— REQUIREMENT —
Without omitting anything, return the records precisely as given.

[PROVIDED INFORMATION — start]

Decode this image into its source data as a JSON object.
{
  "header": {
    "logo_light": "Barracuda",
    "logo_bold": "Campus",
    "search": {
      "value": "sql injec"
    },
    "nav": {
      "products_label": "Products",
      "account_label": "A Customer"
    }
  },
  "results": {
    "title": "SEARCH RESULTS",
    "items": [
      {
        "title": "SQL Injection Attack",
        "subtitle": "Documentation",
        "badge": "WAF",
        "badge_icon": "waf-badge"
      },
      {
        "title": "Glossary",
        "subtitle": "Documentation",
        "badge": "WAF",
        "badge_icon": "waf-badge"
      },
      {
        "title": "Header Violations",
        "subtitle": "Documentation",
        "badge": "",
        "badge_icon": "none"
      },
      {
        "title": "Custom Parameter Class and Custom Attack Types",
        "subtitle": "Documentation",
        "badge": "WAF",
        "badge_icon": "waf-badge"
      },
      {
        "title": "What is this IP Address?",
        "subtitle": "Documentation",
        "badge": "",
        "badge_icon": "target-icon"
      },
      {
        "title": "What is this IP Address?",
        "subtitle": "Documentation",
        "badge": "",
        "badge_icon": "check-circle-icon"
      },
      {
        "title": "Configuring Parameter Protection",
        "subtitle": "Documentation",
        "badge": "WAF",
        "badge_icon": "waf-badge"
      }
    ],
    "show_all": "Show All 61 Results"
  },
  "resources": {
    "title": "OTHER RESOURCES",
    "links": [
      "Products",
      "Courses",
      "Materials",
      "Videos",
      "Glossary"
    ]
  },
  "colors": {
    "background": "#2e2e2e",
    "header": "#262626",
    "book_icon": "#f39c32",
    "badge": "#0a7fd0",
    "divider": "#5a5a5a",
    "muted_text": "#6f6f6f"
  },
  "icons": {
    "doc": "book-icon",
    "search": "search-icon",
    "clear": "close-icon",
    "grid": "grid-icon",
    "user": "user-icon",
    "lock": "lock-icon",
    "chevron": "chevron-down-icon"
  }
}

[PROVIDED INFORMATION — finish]

— OUTPUT OF THE TASK —
Decode this image into its source data as a JSON object.
{
  "header": {
    "logo_light": "Barracuda",
    "logo_bold": "Campus",
    "search": {
      "value": "sql injec"
    },
    "nav": {
      "products_label": "Products",
      "account_label": "A Customer"
    }
  },
  "results": {
    "title": "SEARCH RESULTS",
    "items": [
      {
        "title": "SQL Injection Attack",
        "subtitle": "Documentation",
        "badge": "WAF",
        "badge_icon": "waf-badge"
      },
      {
        "title": "Glossary",
        "subtitle": "Documentation",
        "badge": "WAF",
        "badge_icon": "waf-badge"
      },
      {
        "title": "Header Violations",
        "subtitle": "Documentation",
        "badge": "",
        "badge_icon": "none"
      },
      {
        "title": "Custom Parameter Class and Custom Attack Types",
        "subtitle": "Documentation",
        "badge": "WAF",
        "badge_icon": "waf-badge"
      },
      {
        "title": "What is this IP Address?",
        "subtitle": "Documentation",
        "badge": "",
        "badge_icon": "target-icon"
      },
      {
        "title": "What is this IP Address?",
        "subtitle": "Documentation",
        "badge": "",
        "badge_icon": "check-circle-icon"
      },
      {
        "title": "Configuring Parameter Protection",
        "subtitle": "Documentation",
        "badge": "WAF",
        "badge_icon": "waf-badge"
      }
    ],
    "show_all": "Show All 61 Results"
  },
  "resources": {
    "title": "OTHER RESOURCES",
    "links": [
      "Products",
      "Courses",
      "Materials",
      "Videos",
      "Glossary"
    ]
  },
  "colors": {
    "background": "#2e2e2e",
    "header": "#262626",
    "book_icon": "#f39c32",
    "badge": "#0a7fd0",
    "divider": "#5a5a5a",
    "muted_text": "#6f6f6f"
  },
  "icons": {
    "doc": "book-icon",
    "search": "search-icon",
    "clear": "close-icon",
    "grid": "grid-icon",
    "user": "user-icon",
    "lock": "lock-icon",
    "chevron": "chevron-down-icon"
  }
}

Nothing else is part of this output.